Since 2009, the Singapore Prison Service (SPS) has named its quarterly newsletter as Panopticon. However, the newsletter was made public in July this year and can be read on the SPS’s website.
As expected, the name didn’t go down too well with netizens and academics as the name refers to the panopticon concept.
The Panopticon concept is a kind of institutional building and a system created by English philosopher and social theorist Jeremy Bentham. It is designed to allow all inmates in a prison to be on constant surveillance by a single security guard who will regulate their behaviour with fear.
New Naratif editor-in-chief Kirsten Han took to her Facebook on 9 September to highlight the irony of the newsletter’s name.
“The Singapore Prison Service named their quarterly newsletter Panopticon. Just let that sink in,” she wrote.
In the comment section, she added, “I like how the editor’s note in this issue is celebrating how it’s been some time since Panopticon was made available to the public, and he hopes the public enjoys this return. Let’s just watch as Panopticon becomes no longer available to the public once more.”
Benjamin Lee, also known in his blogging site as Mr Miyagi, said that the term does not go in line with SPS’s intentions of rehabilitating and re-integrating inmates.
“It is a serious service, and deserves an honest and straightforward treatment,” said Mr Lee in an article by the Straits Times (ST).
He added that a more straightforward name like “Singapore Prison Service Newsletter” would be a safer choice than anything that tries to be clever.
Besides him, other netizens also said the contents of the newsletter, which features interview with prison officers on their job and different rehabilitation initiatives, was quite the opposite of its name.
Dr Melvin Chen, a philosophy lecturer at the Nanyang Technological University, noted that the main problem with the name is the historical development of the concept panopticon.

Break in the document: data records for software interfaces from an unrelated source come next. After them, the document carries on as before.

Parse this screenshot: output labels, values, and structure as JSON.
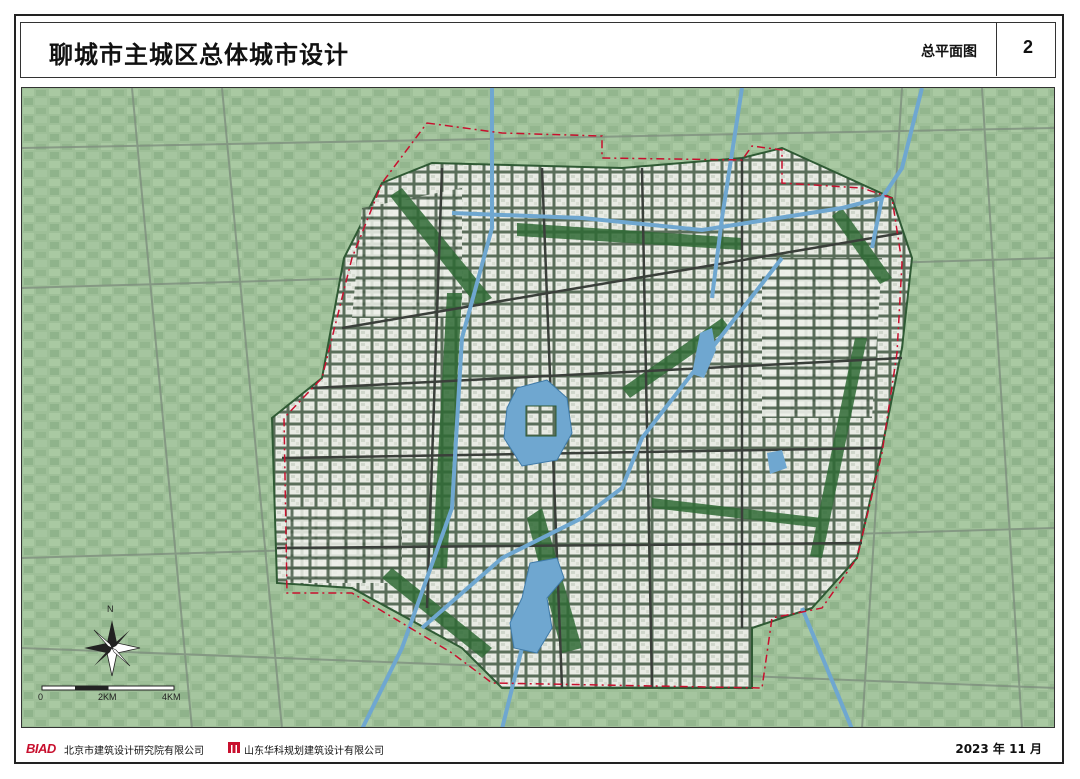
{
  "header": {
    "title": "聊城市主城区总体城市设计",
    "sheet_name": "总平面图",
    "sheet_number": "2"
  },
  "map": {
    "north_label": "N",
    "scale_labels": [
      "0",
      "2KM",
      "4KM"
    ],
    "colors": {
      "countryside": "#9fc09a",
      "urban": "#e4e8de",
      "water": "#6fa7d0",
      "green": "#2f6a35",
      "boundary": "#c8102e"
    }
  },
  "footer": {
    "logo1_text": "BIAD",
    "company1": "北京市建筑设计研究院有限公司",
    "company2": "山东华科规划建筑设计有限公司",
    "date": "2023 年 11 月"
  }
}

Originally, the term was used to a design where guards can watch prisoners without actually watching, thus ensuring the inmates improve their behaviour better in an efficient way.
However, Dr Chen told ST that over time, the term has been used as a metaphor to condemn the state’s disciplinary tendencies.

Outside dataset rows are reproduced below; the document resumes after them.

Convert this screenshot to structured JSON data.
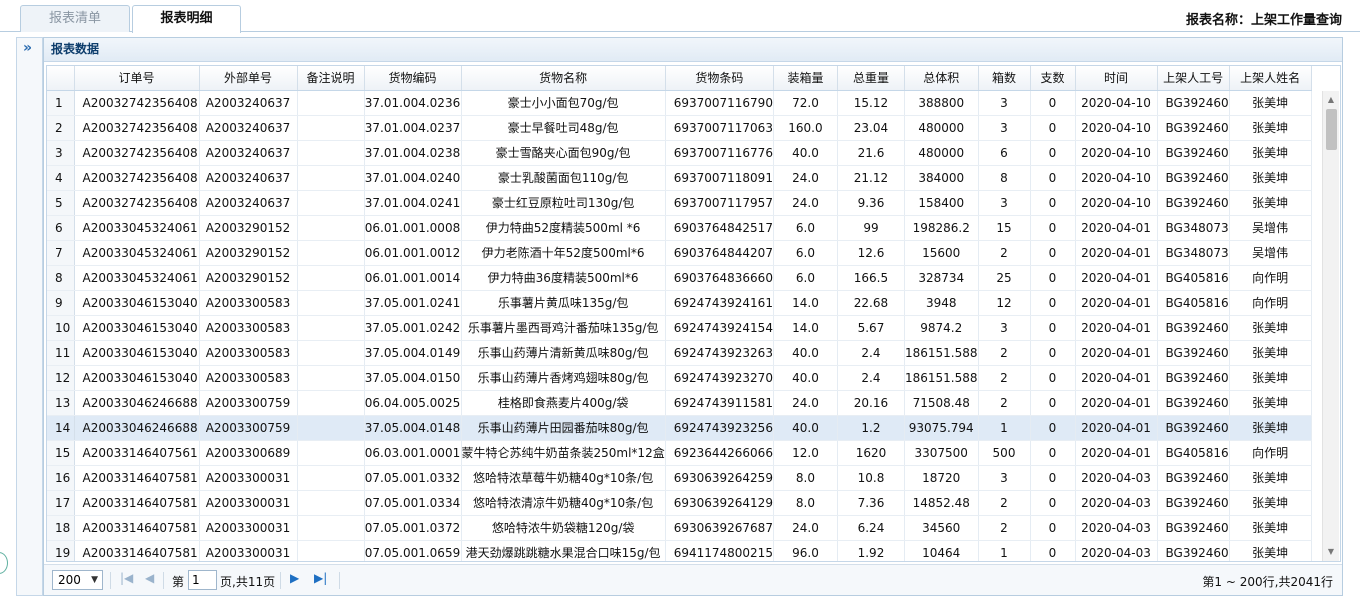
{
  "tabs": [
    {
      "label": "报表清单",
      "active": false
    },
    {
      "label": "报表明细",
      "active": true
    }
  ],
  "report_name": "报表名称：上架工作量查询",
  "panel": {
    "title": "报表数据",
    "collapse_icon": "double-chevron-right-icon"
  },
  "table": {
    "columns": [
      "",
      "订单号",
      "外部单号",
      "备注说明",
      "货物编码",
      "货物名称",
      "货物条码",
      "装箱量",
      "总重量",
      "总体积",
      "箱数",
      "支数",
      "时间",
      "上架人工号",
      "上架人姓名"
    ],
    "selected_row": 14,
    "rows": [
      [
        "1",
        "A20032742356408",
        "A2003240637",
        "",
        "37.01.004.0236",
        "豪士小小面包70g/包",
        "6937007116790",
        "72.0",
        "15.12",
        "388800",
        "3",
        "0",
        "2020-04-10",
        "BG392460",
        "张美坤"
      ],
      [
        "2",
        "A20032742356408",
        "A2003240637",
        "",
        "37.01.004.0237",
        "豪士早餐吐司48g/包",
        "6937007117063",
        "160.0",
        "23.04",
        "480000",
        "3",
        "0",
        "2020-04-10",
        "BG392460",
        "张美坤"
      ],
      [
        "3",
        "A20032742356408",
        "A2003240637",
        "",
        "37.01.004.0238",
        "豪士雪酪夹心面包90g/包",
        "6937007116776",
        "40.0",
        "21.6",
        "480000",
        "6",
        "0",
        "2020-04-10",
        "BG392460",
        "张美坤"
      ],
      [
        "4",
        "A20032742356408",
        "A2003240637",
        "",
        "37.01.004.0240",
        "豪士乳酸菌面包110g/包",
        "6937007118091",
        "24.0",
        "21.12",
        "384000",
        "8",
        "0",
        "2020-04-10",
        "BG392460",
        "张美坤"
      ],
      [
        "5",
        "A20032742356408",
        "A2003240637",
        "",
        "37.01.004.0241",
        "豪士红豆原粒吐司130g/包",
        "6937007117957",
        "24.0",
        "9.36",
        "158400",
        "3",
        "0",
        "2020-04-10",
        "BG392460",
        "张美坤"
      ],
      [
        "6",
        "A20033045324061",
        "A2003290152",
        "",
        "06.01.001.0008",
        "伊力特曲52度精装500ml *6",
        "6903764842517",
        "6.0",
        "99",
        "198286.2",
        "15",
        "0",
        "2020-04-01",
        "BG348073",
        "吴增伟"
      ],
      [
        "7",
        "A20033045324061",
        "A2003290152",
        "",
        "06.01.001.0012",
        "伊力老陈酒十年52度500ml*6",
        "6903764844207",
        "6.0",
        "12.6",
        "15600",
        "2",
        "0",
        "2020-04-01",
        "BG348073",
        "吴增伟"
      ],
      [
        "8",
        "A20033045324061",
        "A2003290152",
        "",
        "06.01.001.0014",
        "伊力特曲36度精装500ml*6",
        "6903764836660",
        "6.0",
        "166.5",
        "328734",
        "25",
        "0",
        "2020-04-01",
        "BG405816",
        "向作明"
      ],
      [
        "9",
        "A20033046153040",
        "A2003300583",
        "",
        "37.05.001.0241",
        "乐事薯片黄瓜味135g/包",
        "6924743924161",
        "14.0",
        "22.68",
        "3948",
        "12",
        "0",
        "2020-04-01",
        "BG405816",
        "向作明"
      ],
      [
        "10",
        "A20033046153040",
        "A2003300583",
        "",
        "37.05.001.0242",
        "乐事薯片墨西哥鸡汁番茄味135g/包",
        "6924743924154",
        "14.0",
        "5.67",
        "9874.2",
        "3",
        "0",
        "2020-04-01",
        "BG392460",
        "张美坤"
      ],
      [
        "11",
        "A20033046153040",
        "A2003300583",
        "",
        "37.05.004.0149",
        "乐事山药薄片清新黄瓜味80g/包",
        "6924743923263",
        "40.0",
        "2.4",
        "186151.588",
        "2",
        "0",
        "2020-04-01",
        "BG392460",
        "张美坤"
      ],
      [
        "12",
        "A20033046153040",
        "A2003300583",
        "",
        "37.05.004.0150",
        "乐事山药薄片香烤鸡翅味80g/包",
        "6924743923270",
        "40.0",
        "2.4",
        "186151.588",
        "2",
        "0",
        "2020-04-01",
        "BG392460",
        "张美坤"
      ],
      [
        "13",
        "A20033046246688",
        "A2003300759",
        "",
        "06.04.005.0025",
        "桂格即食燕麦片400g/袋",
        "6924743911581",
        "24.0",
        "20.16",
        "71508.48",
        "2",
        "0",
        "2020-04-01",
        "BG392460",
        "张美坤"
      ],
      [
        "14",
        "A20033046246688",
        "A2003300759",
        "",
        "37.05.004.0148",
        "乐事山药薄片田园番茄味80g/包",
        "6924743923256",
        "40.0",
        "1.2",
        "93075.794",
        "1",
        "0",
        "2020-04-01",
        "BG392460",
        "张美坤"
      ],
      [
        "15",
        "A20033146407561",
        "A2003300689",
        "",
        "06.03.001.0001",
        "蒙牛特仑苏纯牛奶苗条装250ml*12盒",
        "6923644266066",
        "12.0",
        "1620",
        "3307500",
        "500",
        "0",
        "2020-04-01",
        "BG405816",
        "向作明"
      ],
      [
        "16",
        "A20033146407581",
        "A2003300031",
        "",
        "07.05.001.0332",
        "悠哈特浓草莓牛奶糖40g*10条/包",
        "6930639264259",
        "8.0",
        "10.8",
        "18720",
        "3",
        "0",
        "2020-04-03",
        "BG392460",
        "张美坤"
      ],
      [
        "17",
        "A20033146407581",
        "A2003300031",
        "",
        "07.05.001.0334",
        "悠哈特浓清凉牛奶糖40g*10条/包",
        "6930639264129",
        "8.0",
        "7.36",
        "14852.48",
        "2",
        "0",
        "2020-04-03",
        "BG392460",
        "张美坤"
      ],
      [
        "18",
        "A20033146407581",
        "A2003300031",
        "",
        "07.05.001.0372",
        "悠哈特浓牛奶袋糖120g/袋",
        "6930639267687",
        "24.0",
        "6.24",
        "34560",
        "2",
        "0",
        "2020-04-03",
        "BG392460",
        "张美坤"
      ],
      [
        "19",
        "A20033146407581",
        "A2003300031",
        "",
        "07.05.001.0659",
        "港天劲爆跳跳糖水果混合口味15g/包",
        "6941174800215",
        "96.0",
        "1.92",
        "10464",
        "1",
        "0",
        "2020-04-03",
        "BG392460",
        "张美坤"
      ]
    ]
  },
  "pager": {
    "page_size": "200",
    "page_prefix": "第",
    "page_value": "1",
    "page_suffix": "页,共11页",
    "info": "第1 ~ 200行,共2041行",
    "icons": [
      "first-page-icon",
      "prev-page-icon",
      "next-page-icon",
      "last-page-icon"
    ]
  },
  "colors": {
    "accent": "#1e6fc2",
    "header_text": "#0d3d6c",
    "selected_row": "#dfeaf6",
    "border": "#b7cde0"
  }
}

“Once the dust has settled, it is too be hoped for that a better understanding of the lineage and nuances of the term ‘Panopticon’ will be attained,” he said.

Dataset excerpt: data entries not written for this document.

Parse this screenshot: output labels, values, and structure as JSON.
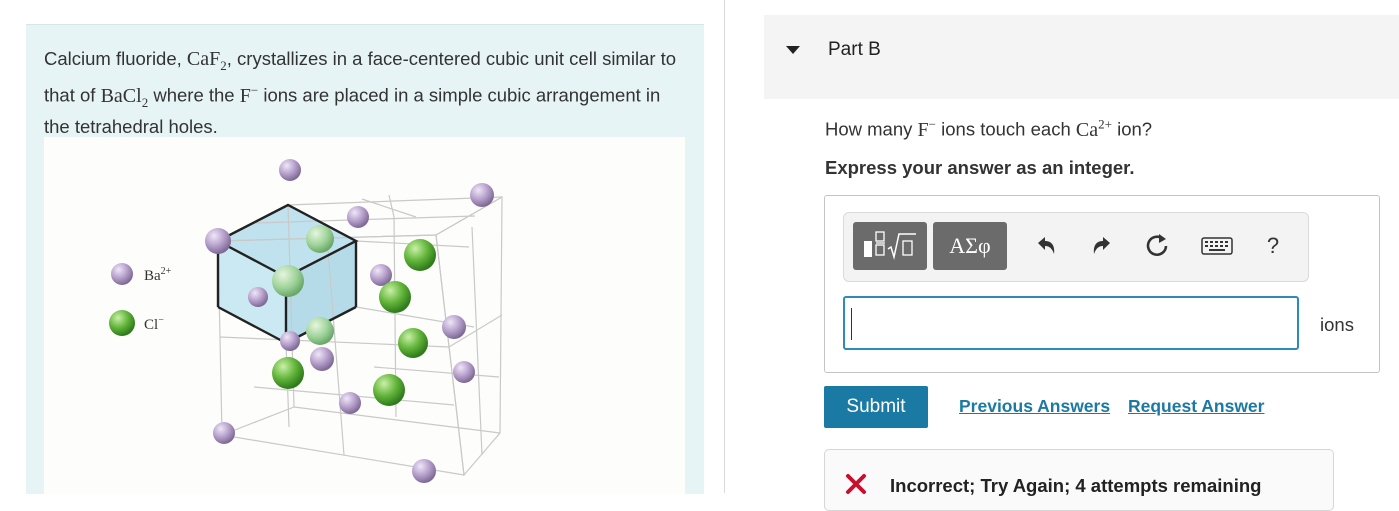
{
  "problem": {
    "text_1": "Calcium fluoride, ",
    "formula_CaF2_base": "CaF",
    "formula_CaF2_sub": "2",
    "text_2": ", crystallizes in a face-centered cubic unit cell similar to that of ",
    "formula_BaCl2_base": "BaCl",
    "formula_BaCl2_sub": "2",
    "text_3": " where the ",
    "ion_F": "F",
    "ion_F_charge": "−",
    "text_4": " ions are placed in a simple cubic arrangement in the tetrahedral holes.",
    "legend": {
      "ba_label": "Ba",
      "ba_charge": "2+",
      "cl_label": "Cl",
      "cl_charge": "−"
    },
    "colors": {
      "ba_sphere": "#b7a1cc",
      "cl_sphere": "#63b53a",
      "cube_fill": "#a9d8ea"
    }
  },
  "part": {
    "title": "Part B",
    "question_1": "How many ",
    "question_ion_F": "F",
    "question_ion_F_charge": "−",
    "question_2": " ions touch each ",
    "question_ion_Ca": "Ca",
    "question_ion_Ca_charge": "2+",
    "question_3": " ion?",
    "instruction": "Express your answer as an integer."
  },
  "toolbar": {
    "template_icon": "fraction-radical-template-icon",
    "greek_label": "ΑΣφ",
    "undo_icon": "undo-icon",
    "redo_icon": "redo-icon",
    "reset_icon": "reset-icon",
    "keyboard_icon": "keyboard-icon",
    "help_label": "?"
  },
  "answer": {
    "value": "",
    "units": "ions"
  },
  "actions": {
    "submit_label": "Submit",
    "previous_answers_label": "Previous Answers",
    "request_answer_label": "Request Answer"
  },
  "feedback": {
    "text": "Incorrect; Try Again; 4 attempts remaining",
    "color": "#c8102e"
  },
  "accent": "#1b7aa3"
}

Following the backlashes by the public, SPS said that it will give its newsletter a “more appropriate name”.
A spokesman from SPS told ST that they agree that the term “could be misconstrued, and convey an unintended and wrong imagery”.
He added that SPS’s intention for the newsletter is to refer to an infrastructure and management design that permits prisoners to be effectively and efficiently supervised.
“The features of the Panopticon are seen in many modern prisons today, and the name is consistent with SPS’ mission to ensure the secure custody of offenders, while at the same time rehabilitating them,” said the spokesman.